Earlier Monday, the federal government issued a formal advisory against boarding cruise ships.
It’s a decision that could have far-reaching consequences for Vancouver’s and Victoria’s economies.
The Port of Vancouver says it played host to 288 cruise ship visits in 2019, each worth about $3 million in economic activity. The Greater Victoria Harbour Authority says it served 250 ships in the 2018 season.
Destination BC says in 2014 the cruise sector was worth $1.79 billion in economic input and supported just under 10,000 jobs.
Louise Vargas, who operates Vancouver’s Gastown Soapworks, said about 70 per cent of her clients are tourists, many of them cruise passengers.
“I’m concerned.
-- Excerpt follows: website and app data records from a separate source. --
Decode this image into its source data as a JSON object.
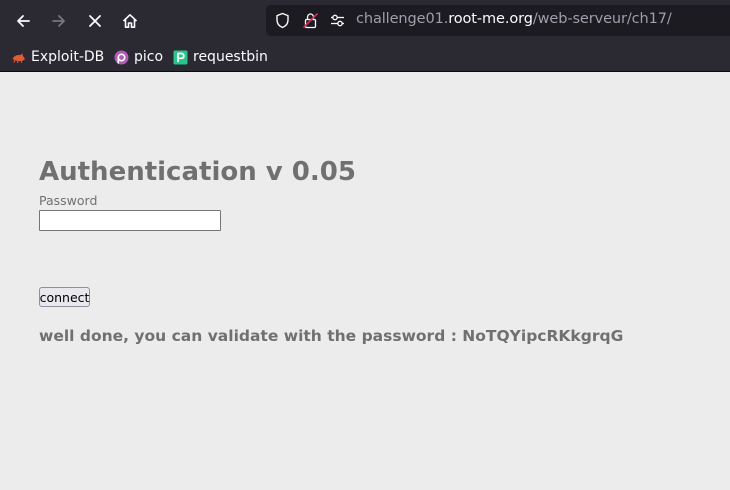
{
  "browser": {
    "url_prefix": "challenge01.",
    "url_domain": "root-me.org",
    "url_path": "/web-serveur/ch17/",
    "icons": [
      "back-arrow-icon",
      "forward-arrow-icon",
      "stop-icon",
      "home-icon",
      "shield-icon",
      "lock-warning-icon",
      "permissions-icon"
    ]
  },
  "bookmarks": [
    {
      "label": "Exploit-DB",
      "icon": "exploit-db-icon"
    },
    {
      "label": "pico",
      "icon": "pico-icon"
    },
    {
      "label": "requestbin",
      "icon": "requestbin-icon"
    }
  ],
  "page": {
    "title": "Authentication v 0.05",
    "password_label": "Password",
    "password_value": "",
    "connect_label": "connect",
    "message": "well done, you can validate with the password : NoTQYipcRKkgrqG"
  },
  "colors": {
    "chrome": "#2b2a33",
    "urlbar": "#1c1b22",
    "page_bg": "#ececec",
    "page_text": "#707070"
  }
}
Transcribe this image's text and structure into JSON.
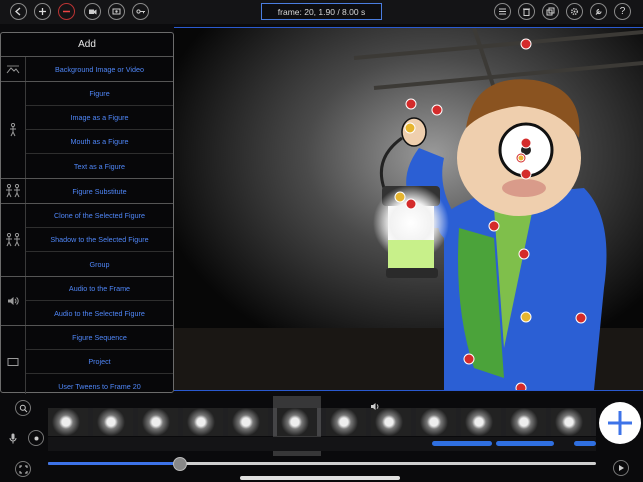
{
  "toolbar": {
    "left_buttons": [
      "add",
      "remove",
      "camera",
      "photo",
      "key"
    ],
    "frame_readout": "frame: 20, 1.90 / 8.00 s",
    "right_buttons": [
      "list",
      "trash",
      "copy",
      "settings",
      "wrench",
      "help"
    ],
    "help_label": "?"
  },
  "panel": {
    "title": "Add",
    "groups": [
      {
        "icon": "landscape-icon",
        "items": [
          "Background Image or Video"
        ]
      },
      {
        "icon": "figure-icon",
        "items": [
          "Figure",
          "Image as a Figure",
          "Mouth as a Figure",
          "Text as a Figure"
        ]
      },
      {
        "icon": "substitute-icon",
        "items": [
          "Figure Substitute"
        ]
      },
      {
        "icon": "clone-icon",
        "items": [
          "Clone of the Selected Figure",
          "Shadow to the Selected Figure",
          "Group"
        ]
      },
      {
        "icon": "speaker-icon",
        "items": [
          "Audio to the Frame",
          "Audio to the Selected Figure"
        ]
      },
      {
        "icon": "sequence-icon",
        "items": [
          "Figure Sequence",
          "Project",
          "User Tweens to Frame 20"
        ]
      }
    ]
  },
  "timeline": {
    "audio_icon": "speaker-icon",
    "frame_count": 12,
    "selected_frame": 6,
    "playhead_fraction": 0.24
  },
  "colors": {
    "accent": "#4f86f7",
    "panel_bg": "#070709",
    "remove_red": "#e44444"
  }
}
I know when the cruise ships come in,” she said, saying there’s usually an uptick in sales on those weekends.
“I’m keeping my fingers crossed.”
Vargas said she’s hoping that any decrease in business can be offset by domestic tourism within Canada.
She’s also luckier than her neighbours in that she’s selling a product that’s appealing during a pandemic.
“We don’t actually speak about it,” she said of the virus, adding that her sales pitch is more along the lines of “it’s a good time to buy some soap.”
On Saturday, the Cruise Lines International Association (CLIA) blasted health officials for warning people away from cruise ships.
“Unprecedented disruptions in this year’s cruise season will have a significant economic impact, especially on coastal communities in Newfoundland, Nova Scotia, New Brunswick, Quebec and British Columbia,” said CLIA in a statement Sunday.
“The cruise industry is a significant contributor to the economy in Canada, helping generate more than $3.2 billion in economic activity and over 23,000 jobs at travel agencies, airlines, hotels, and a broad supply chain of industries stretching across the country.”
On Sunday it announced “stringent new measures” to prevent transmission of the virus after speaking with U.S. and Canadian officials leading the fight against COIVD-19.
Under the new measures, cruise ships will deny boarding to passengers who have visited or transited airports in South Korea, Iran, China or Italy within 14 days.
Ships will also screen passengers who have travelled to any country on the U.S. CDC’s list of countries of concern, and temperature screen all boarding passengers.View link »